What you return should be the lines of the data containing "this", each in full.

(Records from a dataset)
---+---

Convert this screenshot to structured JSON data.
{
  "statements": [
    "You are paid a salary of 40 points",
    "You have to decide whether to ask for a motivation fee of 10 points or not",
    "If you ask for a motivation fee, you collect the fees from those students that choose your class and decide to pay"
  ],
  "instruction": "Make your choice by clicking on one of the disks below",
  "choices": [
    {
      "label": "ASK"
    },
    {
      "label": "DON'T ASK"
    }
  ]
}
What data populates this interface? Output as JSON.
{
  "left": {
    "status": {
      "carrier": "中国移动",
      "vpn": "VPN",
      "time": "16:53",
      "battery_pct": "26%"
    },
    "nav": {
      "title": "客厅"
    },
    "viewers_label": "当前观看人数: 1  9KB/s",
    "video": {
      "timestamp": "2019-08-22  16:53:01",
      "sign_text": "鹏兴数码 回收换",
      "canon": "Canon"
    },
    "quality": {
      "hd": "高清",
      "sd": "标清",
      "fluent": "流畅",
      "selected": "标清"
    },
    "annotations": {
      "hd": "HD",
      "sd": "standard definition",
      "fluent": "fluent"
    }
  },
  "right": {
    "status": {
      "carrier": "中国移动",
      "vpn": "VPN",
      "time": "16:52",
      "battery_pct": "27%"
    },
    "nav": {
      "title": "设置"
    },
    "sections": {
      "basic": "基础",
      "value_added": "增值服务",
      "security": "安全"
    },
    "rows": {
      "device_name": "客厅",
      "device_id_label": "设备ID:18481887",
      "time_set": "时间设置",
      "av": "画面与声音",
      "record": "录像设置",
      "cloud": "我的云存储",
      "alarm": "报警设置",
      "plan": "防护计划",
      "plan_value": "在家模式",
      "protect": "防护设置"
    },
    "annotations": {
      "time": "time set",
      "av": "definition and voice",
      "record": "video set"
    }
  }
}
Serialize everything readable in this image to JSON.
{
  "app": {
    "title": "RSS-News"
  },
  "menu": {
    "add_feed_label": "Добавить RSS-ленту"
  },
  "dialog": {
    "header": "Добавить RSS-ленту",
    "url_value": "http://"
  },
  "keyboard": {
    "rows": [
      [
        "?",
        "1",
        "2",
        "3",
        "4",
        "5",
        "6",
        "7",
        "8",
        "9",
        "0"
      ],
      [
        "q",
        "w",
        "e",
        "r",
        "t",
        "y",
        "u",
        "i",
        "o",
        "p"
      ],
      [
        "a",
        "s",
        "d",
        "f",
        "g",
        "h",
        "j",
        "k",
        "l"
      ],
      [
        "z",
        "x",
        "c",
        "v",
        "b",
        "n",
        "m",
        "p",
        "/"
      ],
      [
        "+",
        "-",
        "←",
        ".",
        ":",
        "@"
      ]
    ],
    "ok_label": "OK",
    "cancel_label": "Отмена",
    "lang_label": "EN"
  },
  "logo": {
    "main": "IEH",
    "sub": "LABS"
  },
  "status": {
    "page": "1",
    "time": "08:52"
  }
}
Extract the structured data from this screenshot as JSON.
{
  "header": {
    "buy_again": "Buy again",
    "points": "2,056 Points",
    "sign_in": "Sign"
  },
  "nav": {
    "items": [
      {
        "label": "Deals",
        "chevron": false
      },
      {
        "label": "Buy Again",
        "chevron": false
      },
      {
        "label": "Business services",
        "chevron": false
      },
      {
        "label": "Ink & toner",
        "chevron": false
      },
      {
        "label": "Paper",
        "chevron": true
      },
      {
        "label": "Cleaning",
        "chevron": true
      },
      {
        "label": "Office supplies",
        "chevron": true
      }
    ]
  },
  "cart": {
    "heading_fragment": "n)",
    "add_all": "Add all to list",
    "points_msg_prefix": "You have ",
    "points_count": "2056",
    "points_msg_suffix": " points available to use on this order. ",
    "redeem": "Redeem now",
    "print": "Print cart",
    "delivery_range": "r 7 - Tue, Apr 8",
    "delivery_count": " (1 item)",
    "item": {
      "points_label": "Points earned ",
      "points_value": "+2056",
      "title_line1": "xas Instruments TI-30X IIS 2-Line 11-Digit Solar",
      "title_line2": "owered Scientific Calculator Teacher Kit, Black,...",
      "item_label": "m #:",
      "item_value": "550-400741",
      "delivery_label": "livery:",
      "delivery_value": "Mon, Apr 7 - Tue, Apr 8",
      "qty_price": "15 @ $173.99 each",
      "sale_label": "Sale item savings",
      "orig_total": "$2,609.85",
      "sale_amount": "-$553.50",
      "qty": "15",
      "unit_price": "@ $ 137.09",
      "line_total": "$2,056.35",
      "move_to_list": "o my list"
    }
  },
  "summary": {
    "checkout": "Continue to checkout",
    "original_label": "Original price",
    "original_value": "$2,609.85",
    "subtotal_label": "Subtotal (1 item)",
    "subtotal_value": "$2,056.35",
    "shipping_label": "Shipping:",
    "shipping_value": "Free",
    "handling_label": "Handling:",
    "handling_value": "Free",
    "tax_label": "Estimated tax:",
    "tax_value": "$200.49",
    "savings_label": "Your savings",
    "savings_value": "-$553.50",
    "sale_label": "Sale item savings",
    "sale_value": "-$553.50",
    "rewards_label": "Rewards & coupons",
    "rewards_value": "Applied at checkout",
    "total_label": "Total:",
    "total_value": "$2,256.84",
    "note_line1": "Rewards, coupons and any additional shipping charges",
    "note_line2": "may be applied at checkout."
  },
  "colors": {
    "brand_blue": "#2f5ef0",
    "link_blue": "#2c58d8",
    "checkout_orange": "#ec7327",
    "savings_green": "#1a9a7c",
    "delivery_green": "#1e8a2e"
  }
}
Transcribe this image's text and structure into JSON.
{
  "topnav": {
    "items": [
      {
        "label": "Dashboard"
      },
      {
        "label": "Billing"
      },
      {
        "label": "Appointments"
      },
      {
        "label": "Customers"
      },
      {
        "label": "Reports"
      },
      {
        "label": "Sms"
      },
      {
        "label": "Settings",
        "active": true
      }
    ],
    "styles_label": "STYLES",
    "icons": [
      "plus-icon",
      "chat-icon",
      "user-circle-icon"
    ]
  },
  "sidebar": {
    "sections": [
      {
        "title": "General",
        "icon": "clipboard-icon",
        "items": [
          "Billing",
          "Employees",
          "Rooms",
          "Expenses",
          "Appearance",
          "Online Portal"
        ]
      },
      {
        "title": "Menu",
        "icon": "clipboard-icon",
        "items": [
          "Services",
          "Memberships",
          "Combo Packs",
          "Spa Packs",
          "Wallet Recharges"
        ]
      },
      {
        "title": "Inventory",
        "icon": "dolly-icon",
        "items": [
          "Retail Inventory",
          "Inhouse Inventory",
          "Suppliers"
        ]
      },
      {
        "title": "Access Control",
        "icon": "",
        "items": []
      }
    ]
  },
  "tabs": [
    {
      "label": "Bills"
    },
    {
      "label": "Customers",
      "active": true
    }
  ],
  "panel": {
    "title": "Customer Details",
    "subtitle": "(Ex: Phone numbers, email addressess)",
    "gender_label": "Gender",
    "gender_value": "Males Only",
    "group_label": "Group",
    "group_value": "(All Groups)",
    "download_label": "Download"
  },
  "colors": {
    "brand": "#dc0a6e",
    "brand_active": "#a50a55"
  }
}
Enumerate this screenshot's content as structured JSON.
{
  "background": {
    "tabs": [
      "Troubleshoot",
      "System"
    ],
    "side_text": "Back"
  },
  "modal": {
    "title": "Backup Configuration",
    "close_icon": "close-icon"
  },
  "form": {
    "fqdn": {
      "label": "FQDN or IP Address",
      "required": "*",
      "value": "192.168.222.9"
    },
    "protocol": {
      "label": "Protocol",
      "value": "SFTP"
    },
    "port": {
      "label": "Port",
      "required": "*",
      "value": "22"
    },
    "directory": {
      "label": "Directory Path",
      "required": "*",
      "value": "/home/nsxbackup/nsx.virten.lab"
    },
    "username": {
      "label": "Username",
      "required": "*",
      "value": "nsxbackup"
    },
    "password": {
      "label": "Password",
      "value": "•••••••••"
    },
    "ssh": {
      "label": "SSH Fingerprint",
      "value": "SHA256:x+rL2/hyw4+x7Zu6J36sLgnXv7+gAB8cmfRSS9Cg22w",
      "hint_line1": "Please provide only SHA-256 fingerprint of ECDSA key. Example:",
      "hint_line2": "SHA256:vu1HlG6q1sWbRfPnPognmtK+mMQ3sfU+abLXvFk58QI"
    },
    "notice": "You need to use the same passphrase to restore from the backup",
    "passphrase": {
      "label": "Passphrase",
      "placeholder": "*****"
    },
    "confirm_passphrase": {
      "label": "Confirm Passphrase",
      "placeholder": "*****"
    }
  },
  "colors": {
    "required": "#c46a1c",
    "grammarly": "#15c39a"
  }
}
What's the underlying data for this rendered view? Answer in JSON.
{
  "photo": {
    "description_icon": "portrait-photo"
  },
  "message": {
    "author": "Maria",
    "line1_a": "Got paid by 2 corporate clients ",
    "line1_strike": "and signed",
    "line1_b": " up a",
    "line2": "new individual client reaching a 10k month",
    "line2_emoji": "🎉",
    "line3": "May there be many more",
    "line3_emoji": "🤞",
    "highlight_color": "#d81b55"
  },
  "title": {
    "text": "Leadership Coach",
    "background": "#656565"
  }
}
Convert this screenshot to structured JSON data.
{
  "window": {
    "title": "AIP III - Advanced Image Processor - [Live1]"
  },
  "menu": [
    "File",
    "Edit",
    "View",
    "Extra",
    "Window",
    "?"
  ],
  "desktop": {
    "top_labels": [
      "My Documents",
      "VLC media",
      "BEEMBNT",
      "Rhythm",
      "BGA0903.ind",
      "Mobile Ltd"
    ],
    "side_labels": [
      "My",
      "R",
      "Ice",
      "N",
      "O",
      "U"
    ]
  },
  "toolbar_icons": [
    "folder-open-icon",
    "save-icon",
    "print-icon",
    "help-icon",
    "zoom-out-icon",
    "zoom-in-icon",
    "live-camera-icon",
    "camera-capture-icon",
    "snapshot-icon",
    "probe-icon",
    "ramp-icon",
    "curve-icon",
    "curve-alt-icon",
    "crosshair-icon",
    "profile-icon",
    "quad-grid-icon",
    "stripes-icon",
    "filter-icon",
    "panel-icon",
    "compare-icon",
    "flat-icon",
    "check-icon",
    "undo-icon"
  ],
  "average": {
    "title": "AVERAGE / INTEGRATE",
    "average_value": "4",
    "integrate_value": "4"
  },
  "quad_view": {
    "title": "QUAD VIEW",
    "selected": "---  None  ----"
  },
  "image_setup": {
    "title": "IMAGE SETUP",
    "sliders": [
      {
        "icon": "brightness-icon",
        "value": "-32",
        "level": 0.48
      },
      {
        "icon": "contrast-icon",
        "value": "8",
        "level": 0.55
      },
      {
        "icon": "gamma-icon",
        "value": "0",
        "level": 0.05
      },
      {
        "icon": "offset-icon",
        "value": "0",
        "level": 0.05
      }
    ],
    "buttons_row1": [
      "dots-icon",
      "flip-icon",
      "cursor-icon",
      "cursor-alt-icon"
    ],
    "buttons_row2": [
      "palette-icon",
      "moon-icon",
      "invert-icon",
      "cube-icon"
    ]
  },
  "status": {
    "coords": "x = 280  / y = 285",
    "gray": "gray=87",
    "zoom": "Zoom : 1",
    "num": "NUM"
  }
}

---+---

ANSWER:
Convert this screenshot to structured JSON data.
What data populates this interface? Output as JSON.
Serialize everything readable in this image to JSON.
Extract the structured data from this screenshot as JSON.
    "points_msg_suffix": " points available to use on this order. ",
Transcribe this image's text and structure into JSON.
Enumerate this screenshot's content as structured JSON.
What's the underlying data for this rendered view? Answer in JSON.
Convert this screenshot to structured JSON data.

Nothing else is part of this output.